> Goal of the exercise: Could you filter the records below and keep only the lines with the word "here"?

Provided material: Begin

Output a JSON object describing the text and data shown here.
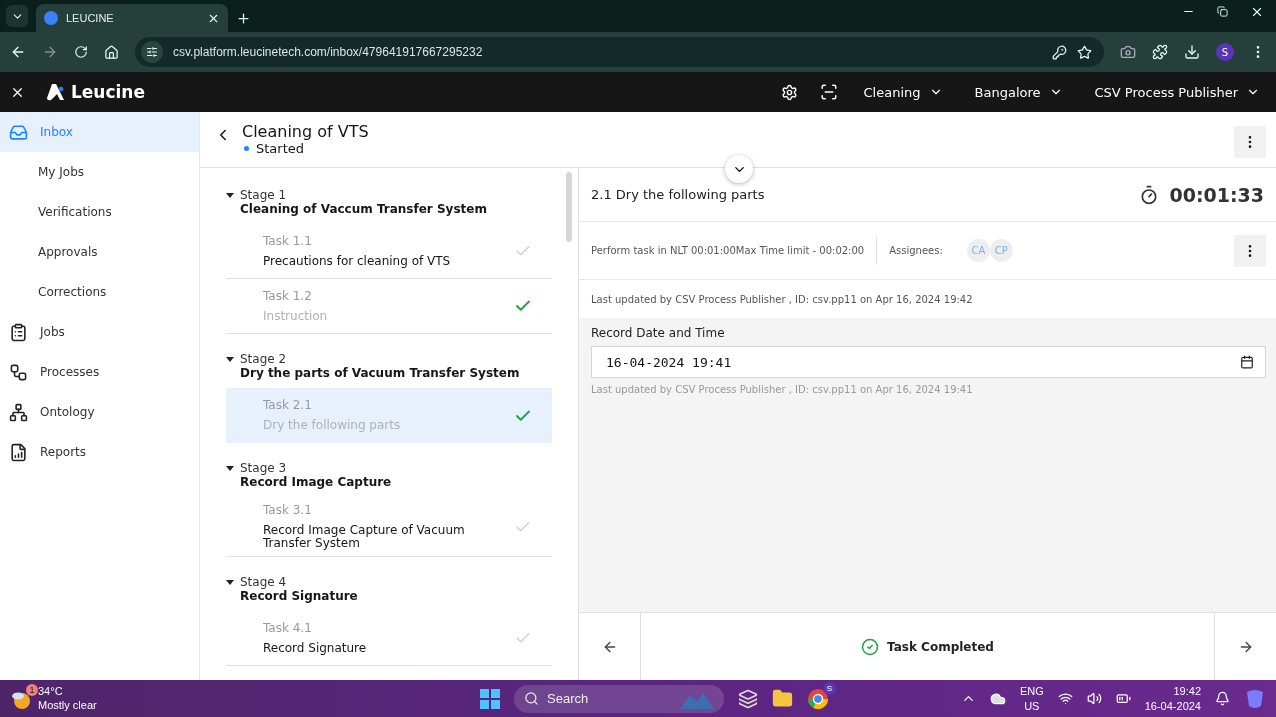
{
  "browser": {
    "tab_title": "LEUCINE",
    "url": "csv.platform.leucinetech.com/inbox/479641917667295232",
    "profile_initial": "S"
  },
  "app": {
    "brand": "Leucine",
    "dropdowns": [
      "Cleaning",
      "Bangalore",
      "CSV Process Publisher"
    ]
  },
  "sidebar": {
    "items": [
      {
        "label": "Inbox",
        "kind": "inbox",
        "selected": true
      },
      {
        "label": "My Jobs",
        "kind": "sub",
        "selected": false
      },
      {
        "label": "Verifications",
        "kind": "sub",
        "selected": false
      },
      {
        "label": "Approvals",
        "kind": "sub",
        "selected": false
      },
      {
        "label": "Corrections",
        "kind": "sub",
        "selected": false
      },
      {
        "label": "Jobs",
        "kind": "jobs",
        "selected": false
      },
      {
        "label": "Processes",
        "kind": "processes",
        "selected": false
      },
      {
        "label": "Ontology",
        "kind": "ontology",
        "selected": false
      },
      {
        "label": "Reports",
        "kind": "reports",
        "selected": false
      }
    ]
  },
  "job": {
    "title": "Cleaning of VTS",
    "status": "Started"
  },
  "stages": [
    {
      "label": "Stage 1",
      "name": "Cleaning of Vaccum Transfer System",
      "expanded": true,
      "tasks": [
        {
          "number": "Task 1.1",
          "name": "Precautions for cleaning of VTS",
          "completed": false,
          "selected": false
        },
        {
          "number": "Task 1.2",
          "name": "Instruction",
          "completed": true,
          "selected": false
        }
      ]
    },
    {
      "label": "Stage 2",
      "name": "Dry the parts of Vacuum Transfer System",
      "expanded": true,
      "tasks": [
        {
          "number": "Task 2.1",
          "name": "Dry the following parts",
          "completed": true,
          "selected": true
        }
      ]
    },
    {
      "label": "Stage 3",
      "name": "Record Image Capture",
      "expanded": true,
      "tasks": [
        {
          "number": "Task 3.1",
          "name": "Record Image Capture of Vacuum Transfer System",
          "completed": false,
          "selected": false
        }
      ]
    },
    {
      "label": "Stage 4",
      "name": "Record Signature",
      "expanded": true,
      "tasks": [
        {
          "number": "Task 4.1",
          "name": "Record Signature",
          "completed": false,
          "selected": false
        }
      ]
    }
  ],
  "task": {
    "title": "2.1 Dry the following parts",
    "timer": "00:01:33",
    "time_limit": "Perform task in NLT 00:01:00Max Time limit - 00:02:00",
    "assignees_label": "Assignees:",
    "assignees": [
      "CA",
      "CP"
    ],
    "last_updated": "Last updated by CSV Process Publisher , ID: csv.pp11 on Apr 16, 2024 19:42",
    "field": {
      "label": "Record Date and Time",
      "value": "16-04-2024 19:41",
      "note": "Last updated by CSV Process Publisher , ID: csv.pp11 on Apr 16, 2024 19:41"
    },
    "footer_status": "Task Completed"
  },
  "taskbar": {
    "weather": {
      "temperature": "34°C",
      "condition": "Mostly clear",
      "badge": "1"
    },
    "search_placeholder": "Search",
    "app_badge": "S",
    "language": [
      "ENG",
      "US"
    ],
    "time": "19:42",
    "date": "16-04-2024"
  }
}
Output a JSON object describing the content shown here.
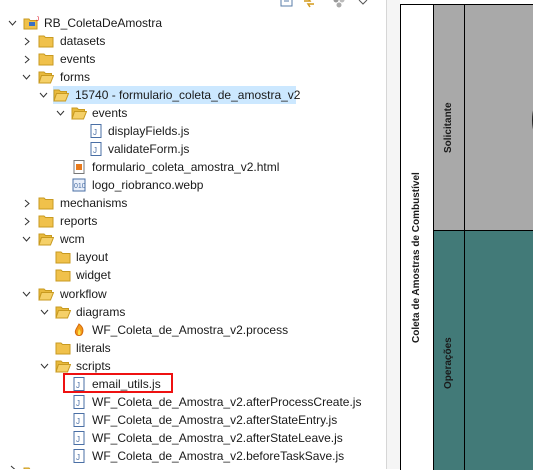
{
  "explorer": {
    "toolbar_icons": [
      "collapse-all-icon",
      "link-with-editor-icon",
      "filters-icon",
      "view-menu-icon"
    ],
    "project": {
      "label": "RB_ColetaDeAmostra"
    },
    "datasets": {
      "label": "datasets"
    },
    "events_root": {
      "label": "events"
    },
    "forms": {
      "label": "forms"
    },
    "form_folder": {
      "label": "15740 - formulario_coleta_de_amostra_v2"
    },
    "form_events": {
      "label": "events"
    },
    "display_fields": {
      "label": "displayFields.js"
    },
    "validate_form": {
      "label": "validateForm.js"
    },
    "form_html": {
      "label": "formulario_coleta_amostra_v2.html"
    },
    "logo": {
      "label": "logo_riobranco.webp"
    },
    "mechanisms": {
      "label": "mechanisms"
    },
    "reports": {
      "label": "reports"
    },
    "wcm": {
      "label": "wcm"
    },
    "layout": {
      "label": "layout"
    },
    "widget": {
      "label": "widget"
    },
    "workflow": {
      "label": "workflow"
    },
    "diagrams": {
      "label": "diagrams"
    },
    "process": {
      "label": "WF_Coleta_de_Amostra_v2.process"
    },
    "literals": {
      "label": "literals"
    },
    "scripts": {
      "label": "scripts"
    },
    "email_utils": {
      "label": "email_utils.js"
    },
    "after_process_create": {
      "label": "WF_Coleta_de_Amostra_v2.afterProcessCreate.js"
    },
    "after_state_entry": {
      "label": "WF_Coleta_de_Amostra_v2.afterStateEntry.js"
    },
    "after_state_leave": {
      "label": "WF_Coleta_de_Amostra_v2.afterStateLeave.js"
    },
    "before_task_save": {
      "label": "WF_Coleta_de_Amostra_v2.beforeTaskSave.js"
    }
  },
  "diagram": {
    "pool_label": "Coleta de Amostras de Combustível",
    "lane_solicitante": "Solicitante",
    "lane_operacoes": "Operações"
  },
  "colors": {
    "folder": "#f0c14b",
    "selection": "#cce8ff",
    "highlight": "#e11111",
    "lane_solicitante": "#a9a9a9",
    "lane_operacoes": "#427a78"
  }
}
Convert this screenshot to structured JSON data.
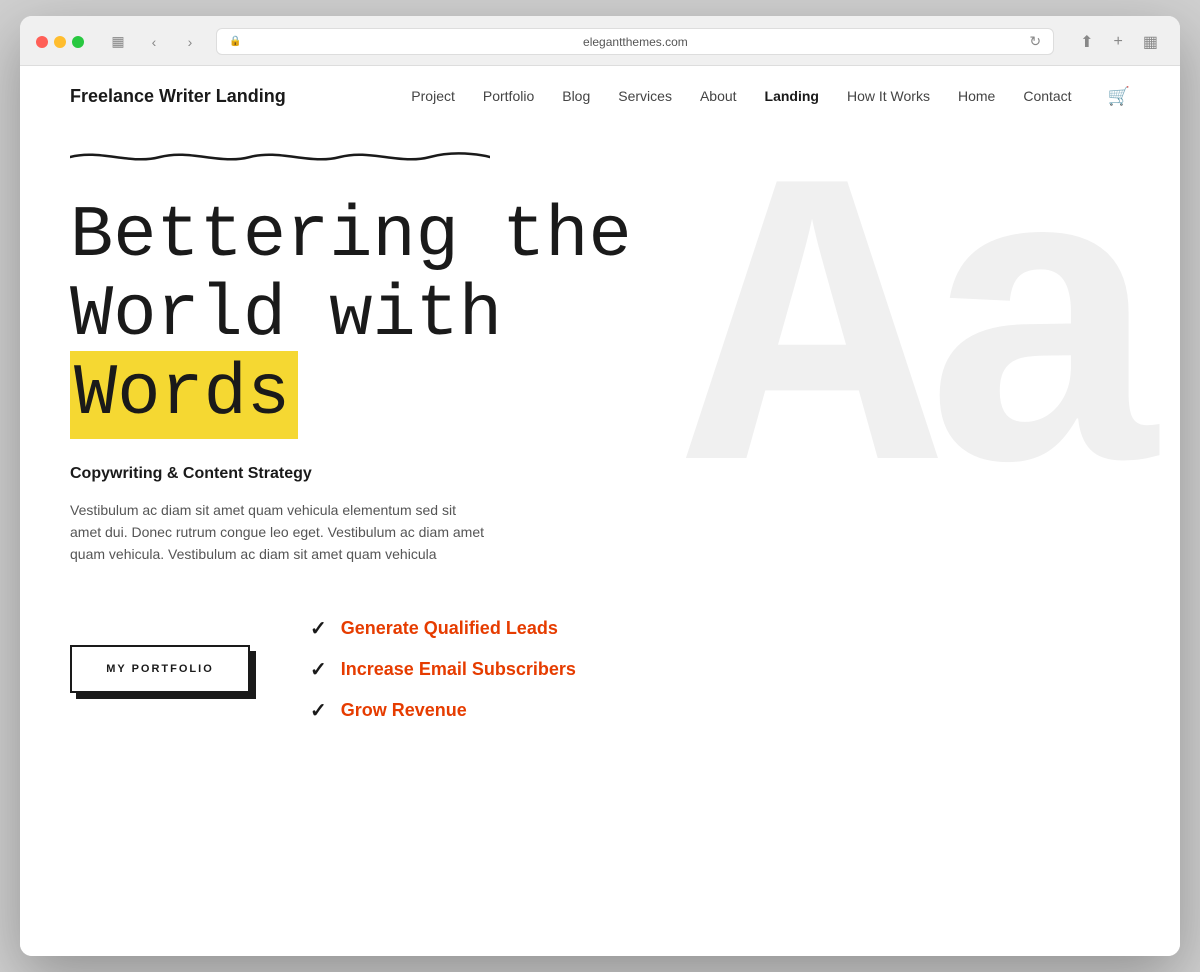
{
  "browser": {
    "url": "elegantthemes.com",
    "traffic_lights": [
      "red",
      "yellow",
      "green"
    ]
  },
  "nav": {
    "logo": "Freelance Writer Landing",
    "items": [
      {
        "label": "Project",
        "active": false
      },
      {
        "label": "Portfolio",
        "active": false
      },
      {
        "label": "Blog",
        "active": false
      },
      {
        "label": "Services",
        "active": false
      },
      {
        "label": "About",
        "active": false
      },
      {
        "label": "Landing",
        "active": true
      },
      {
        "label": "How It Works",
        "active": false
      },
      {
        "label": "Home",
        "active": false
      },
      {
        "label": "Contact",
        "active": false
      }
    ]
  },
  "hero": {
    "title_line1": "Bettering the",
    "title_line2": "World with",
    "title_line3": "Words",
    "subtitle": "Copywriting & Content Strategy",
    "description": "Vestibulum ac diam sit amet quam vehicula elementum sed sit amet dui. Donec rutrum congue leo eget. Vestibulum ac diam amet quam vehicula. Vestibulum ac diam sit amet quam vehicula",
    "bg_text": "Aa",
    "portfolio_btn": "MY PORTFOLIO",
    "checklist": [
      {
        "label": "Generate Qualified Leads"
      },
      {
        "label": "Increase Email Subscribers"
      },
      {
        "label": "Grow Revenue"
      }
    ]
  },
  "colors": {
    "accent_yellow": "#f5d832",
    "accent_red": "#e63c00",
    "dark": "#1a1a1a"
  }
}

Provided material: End

> The answer:
Output a JSON object describing the text and data shown here.
Output a JSON object describing the content shown here.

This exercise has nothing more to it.